- _Task item_
Within the entries below, find every line that has the string "ELowCons", then copy it.

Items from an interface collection
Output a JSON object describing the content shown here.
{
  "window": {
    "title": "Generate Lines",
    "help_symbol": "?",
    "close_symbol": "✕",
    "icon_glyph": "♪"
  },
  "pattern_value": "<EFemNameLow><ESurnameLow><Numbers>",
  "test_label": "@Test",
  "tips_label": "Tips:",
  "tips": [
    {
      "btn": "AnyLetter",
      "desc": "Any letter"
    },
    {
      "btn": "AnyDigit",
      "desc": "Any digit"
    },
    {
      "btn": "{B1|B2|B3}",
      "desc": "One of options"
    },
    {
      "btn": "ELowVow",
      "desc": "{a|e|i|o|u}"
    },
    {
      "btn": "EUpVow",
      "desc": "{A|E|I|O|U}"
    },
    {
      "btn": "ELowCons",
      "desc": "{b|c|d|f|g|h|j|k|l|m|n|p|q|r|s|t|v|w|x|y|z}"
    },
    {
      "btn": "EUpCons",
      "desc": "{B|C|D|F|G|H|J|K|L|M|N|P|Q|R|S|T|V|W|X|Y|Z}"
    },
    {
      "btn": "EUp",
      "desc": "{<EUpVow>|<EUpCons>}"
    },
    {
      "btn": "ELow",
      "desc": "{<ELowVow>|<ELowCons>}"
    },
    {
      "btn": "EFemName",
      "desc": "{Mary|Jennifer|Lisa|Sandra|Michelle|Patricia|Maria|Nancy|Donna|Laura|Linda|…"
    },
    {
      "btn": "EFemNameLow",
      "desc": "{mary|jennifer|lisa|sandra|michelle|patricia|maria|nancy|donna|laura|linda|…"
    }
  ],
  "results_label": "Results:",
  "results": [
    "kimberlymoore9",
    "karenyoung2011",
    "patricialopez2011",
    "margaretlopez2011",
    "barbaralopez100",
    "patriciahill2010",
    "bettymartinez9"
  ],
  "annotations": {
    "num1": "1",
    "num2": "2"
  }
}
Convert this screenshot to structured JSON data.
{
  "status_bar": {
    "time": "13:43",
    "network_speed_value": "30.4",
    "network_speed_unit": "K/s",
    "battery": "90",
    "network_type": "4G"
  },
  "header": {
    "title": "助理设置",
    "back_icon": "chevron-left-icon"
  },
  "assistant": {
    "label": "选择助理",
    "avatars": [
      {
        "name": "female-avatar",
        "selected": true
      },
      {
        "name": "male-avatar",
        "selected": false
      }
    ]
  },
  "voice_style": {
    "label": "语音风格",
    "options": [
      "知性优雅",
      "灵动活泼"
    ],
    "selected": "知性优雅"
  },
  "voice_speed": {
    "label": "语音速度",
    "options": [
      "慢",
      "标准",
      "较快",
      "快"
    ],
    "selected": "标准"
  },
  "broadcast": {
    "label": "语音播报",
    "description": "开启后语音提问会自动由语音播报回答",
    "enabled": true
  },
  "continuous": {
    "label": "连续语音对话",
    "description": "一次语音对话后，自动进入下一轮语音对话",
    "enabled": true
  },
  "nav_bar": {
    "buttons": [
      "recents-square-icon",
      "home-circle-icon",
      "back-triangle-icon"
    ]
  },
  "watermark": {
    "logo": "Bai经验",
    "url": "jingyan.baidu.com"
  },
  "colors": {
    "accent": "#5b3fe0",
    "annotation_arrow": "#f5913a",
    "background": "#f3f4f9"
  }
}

- _Reply_
      "btn": "ELowCons",
      "desc": "{<ELowVow>|<ELowCons>}"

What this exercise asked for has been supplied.